People can drink so much alcohol that they black out and can’t remember what they did while drunk, say experts quoted by the Seattle Post-Intelligencer. Not all blackouts are associated with crimes, nor linked to cases as egregious as a recent quadruple murder and arson under investigation in Kirkland, Wa. But alcohol-induced blackouts are more common than many may think, experts say. Conner Schierman, 24, was charged Monday with stabbing to death two women and two children and then setting their Kirkland home on fire to hide the evidence. Police say Schierman told them he drank heavily overnight Sunday, woke up in the home of one of the victims, a neighbor, and doesn’t remember killing anyone.
“You could be aware of your actions in the moment and then not remember, or could claim to not remember. We don’t know in this situation,” said Richard Ries of the Division of Addictions at the University of Washington and Harborview Medical Center.
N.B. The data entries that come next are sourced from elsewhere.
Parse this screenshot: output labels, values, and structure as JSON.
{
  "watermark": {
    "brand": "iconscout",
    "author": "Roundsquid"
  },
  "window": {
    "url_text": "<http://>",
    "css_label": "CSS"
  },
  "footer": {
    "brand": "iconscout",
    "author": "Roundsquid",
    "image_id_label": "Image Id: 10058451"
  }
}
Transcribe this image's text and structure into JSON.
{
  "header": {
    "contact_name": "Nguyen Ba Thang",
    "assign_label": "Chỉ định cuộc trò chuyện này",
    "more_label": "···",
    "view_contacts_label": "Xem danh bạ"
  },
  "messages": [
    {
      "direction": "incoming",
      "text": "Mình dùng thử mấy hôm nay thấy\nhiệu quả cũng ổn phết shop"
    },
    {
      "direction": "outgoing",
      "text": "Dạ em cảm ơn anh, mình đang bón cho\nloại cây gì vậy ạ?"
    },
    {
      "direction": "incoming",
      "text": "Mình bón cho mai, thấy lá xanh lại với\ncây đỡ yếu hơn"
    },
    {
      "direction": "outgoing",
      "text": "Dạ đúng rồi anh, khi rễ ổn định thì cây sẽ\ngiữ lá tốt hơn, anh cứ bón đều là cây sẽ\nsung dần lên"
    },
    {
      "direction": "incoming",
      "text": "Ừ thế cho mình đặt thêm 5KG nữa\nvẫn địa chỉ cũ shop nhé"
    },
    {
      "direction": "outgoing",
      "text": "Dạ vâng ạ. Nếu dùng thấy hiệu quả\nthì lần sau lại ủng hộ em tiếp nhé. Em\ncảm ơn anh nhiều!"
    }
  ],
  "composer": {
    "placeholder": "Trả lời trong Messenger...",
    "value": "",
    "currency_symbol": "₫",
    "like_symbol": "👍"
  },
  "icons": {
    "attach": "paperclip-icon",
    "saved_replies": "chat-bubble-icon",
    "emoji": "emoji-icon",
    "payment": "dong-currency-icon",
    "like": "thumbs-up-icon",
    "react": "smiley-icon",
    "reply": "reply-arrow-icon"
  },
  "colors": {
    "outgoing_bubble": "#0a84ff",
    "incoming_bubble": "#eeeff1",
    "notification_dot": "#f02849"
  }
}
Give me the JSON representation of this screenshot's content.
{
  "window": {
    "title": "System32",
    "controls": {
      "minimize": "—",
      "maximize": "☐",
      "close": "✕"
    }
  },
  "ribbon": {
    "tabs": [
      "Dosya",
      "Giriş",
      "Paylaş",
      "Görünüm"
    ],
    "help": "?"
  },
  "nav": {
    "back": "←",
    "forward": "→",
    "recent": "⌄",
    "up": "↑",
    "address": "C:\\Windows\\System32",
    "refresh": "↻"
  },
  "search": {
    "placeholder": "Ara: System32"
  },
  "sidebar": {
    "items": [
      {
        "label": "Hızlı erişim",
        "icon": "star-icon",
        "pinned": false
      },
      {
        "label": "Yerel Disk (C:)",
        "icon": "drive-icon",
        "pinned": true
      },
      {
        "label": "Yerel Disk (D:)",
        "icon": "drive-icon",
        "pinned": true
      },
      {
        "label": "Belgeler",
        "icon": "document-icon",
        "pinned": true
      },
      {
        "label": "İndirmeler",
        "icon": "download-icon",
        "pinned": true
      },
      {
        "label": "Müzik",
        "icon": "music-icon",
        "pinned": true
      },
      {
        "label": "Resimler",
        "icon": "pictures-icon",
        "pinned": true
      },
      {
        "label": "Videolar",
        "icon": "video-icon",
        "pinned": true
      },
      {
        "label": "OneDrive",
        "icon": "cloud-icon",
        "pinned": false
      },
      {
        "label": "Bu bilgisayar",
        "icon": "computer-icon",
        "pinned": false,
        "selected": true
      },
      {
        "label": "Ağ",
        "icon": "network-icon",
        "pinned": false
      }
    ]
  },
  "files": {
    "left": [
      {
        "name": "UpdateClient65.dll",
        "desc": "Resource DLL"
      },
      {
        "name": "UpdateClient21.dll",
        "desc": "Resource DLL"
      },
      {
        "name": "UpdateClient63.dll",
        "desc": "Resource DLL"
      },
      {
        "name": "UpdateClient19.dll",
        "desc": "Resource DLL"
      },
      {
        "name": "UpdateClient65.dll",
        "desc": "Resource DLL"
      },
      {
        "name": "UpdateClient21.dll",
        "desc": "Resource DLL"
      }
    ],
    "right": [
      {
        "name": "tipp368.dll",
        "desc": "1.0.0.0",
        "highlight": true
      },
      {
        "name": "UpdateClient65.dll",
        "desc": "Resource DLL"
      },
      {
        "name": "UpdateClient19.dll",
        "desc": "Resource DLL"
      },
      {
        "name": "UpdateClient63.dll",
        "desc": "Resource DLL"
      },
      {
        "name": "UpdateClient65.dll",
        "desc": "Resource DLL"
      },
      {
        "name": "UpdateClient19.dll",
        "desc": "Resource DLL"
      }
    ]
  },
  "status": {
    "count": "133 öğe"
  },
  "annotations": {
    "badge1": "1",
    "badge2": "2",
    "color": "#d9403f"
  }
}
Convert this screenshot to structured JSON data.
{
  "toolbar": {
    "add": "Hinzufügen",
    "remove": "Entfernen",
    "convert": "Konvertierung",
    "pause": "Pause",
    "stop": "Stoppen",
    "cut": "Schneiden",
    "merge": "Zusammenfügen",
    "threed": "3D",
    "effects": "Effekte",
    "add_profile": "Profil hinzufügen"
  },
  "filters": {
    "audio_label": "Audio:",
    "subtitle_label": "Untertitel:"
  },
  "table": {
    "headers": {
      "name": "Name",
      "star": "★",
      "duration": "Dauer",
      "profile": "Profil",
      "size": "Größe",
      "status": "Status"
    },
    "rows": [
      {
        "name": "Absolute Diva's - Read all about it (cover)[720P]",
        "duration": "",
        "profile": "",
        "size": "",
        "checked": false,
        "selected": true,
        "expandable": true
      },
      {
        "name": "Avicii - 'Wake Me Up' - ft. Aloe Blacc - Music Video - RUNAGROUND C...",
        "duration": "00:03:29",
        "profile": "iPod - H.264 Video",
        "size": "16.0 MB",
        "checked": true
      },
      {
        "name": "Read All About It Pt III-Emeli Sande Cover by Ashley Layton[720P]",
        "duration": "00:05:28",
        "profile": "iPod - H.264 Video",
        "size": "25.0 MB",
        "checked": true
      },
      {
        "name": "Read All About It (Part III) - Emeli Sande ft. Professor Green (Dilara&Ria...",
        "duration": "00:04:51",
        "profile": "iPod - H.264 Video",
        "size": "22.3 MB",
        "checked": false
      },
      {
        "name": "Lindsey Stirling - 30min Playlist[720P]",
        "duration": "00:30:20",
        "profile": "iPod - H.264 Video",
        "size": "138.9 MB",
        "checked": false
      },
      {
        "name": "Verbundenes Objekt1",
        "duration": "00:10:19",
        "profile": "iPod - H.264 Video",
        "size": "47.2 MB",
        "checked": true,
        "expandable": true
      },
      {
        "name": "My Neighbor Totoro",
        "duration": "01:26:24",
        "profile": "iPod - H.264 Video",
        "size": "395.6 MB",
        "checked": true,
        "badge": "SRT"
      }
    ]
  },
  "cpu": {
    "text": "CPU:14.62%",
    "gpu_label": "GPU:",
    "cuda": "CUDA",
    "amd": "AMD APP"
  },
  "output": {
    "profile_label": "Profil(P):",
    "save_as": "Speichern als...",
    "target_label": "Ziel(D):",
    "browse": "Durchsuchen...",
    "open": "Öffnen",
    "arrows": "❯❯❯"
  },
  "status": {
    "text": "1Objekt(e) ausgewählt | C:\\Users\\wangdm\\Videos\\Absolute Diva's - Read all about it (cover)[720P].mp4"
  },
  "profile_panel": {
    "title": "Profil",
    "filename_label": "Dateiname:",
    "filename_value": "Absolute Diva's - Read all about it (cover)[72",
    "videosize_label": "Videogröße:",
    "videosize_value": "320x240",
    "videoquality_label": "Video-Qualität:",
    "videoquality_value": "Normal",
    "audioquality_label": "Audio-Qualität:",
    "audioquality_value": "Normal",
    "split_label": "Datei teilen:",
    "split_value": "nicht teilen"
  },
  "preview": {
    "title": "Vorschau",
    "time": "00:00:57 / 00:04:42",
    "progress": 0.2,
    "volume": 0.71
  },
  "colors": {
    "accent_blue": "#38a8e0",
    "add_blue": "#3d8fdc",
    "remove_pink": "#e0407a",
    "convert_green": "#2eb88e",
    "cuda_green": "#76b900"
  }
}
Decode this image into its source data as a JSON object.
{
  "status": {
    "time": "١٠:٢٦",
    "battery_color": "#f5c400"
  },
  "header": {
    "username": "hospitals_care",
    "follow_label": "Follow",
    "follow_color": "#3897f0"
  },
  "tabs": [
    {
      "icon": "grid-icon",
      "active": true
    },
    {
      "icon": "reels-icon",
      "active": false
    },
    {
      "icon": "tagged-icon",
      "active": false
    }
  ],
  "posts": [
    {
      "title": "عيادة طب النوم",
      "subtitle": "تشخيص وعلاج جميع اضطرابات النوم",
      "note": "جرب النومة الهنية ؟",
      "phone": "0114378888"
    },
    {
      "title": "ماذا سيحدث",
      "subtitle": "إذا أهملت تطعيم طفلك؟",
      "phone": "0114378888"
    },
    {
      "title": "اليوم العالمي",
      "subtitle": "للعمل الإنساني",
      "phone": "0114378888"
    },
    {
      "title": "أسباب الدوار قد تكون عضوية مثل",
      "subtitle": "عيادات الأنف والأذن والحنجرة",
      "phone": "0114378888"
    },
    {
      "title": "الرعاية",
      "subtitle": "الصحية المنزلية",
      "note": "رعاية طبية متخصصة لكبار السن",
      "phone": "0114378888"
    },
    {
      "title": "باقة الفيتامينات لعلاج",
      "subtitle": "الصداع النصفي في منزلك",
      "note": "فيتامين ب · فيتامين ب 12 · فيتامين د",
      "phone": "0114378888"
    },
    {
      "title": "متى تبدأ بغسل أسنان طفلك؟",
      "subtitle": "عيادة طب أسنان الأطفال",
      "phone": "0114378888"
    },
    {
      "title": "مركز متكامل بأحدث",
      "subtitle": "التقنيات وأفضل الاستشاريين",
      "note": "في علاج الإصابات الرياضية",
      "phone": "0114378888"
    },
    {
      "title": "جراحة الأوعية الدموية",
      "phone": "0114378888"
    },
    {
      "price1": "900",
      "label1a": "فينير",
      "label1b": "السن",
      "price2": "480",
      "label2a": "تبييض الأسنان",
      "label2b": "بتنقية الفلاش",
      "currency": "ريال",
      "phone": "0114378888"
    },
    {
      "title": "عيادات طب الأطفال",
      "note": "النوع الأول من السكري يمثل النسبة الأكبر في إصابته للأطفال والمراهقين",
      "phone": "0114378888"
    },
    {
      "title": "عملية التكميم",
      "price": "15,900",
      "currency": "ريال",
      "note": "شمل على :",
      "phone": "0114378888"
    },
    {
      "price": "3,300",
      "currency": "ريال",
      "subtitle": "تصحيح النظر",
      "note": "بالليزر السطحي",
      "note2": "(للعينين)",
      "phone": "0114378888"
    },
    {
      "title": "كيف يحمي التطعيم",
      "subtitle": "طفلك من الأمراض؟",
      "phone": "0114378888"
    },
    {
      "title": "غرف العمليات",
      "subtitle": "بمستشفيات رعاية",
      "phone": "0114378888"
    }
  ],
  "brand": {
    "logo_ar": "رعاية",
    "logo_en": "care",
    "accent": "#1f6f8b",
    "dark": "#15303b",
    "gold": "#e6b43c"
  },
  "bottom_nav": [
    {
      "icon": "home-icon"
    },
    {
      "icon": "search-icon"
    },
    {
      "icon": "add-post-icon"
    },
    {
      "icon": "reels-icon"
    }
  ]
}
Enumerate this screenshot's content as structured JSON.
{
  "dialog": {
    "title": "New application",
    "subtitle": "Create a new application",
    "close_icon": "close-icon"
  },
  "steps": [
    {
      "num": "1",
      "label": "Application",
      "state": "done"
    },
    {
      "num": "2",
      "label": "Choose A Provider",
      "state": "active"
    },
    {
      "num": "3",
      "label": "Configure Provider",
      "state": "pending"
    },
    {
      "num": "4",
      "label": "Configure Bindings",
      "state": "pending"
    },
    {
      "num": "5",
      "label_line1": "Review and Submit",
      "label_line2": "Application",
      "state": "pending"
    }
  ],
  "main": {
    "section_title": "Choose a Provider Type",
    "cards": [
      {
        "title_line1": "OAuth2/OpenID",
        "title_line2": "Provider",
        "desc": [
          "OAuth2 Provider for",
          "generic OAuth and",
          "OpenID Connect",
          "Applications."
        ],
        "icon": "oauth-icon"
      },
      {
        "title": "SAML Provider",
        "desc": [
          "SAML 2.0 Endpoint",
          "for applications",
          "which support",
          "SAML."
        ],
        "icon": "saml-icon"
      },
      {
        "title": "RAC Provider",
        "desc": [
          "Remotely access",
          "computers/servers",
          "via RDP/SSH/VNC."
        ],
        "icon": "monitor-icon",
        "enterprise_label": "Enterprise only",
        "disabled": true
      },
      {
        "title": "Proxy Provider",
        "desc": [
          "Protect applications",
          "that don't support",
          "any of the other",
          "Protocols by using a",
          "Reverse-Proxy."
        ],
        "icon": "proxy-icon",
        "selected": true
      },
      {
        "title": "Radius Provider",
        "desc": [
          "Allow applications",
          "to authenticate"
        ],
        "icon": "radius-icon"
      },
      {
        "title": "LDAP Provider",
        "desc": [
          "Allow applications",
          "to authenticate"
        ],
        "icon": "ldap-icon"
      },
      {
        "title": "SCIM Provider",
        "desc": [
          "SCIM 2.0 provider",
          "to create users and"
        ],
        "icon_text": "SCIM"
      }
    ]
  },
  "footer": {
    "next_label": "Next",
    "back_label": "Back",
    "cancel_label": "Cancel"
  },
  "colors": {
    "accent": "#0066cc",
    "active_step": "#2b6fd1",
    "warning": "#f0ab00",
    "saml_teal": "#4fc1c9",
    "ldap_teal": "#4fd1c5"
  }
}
Blackouts are reported by people who forgot where they parked their cars, don’t remember having sex, or wake up wondering where they are the morning after drinking heavily. Tim McCauley, a drug and alcohol counselor in Seattle, recalled a man who went on a drinking binge, bought airline tickets for himself and friends, woke up in a hotel room in another city, and couldn’t figure out how he got there. “He didn’t remember the plane flight or anything,” McCauley said. “I don’t know about (Schierman’s) situation, but in general, is it possible that he could get so drunk that he doesn’t remember what he did? The answer is yes,” McCauley said.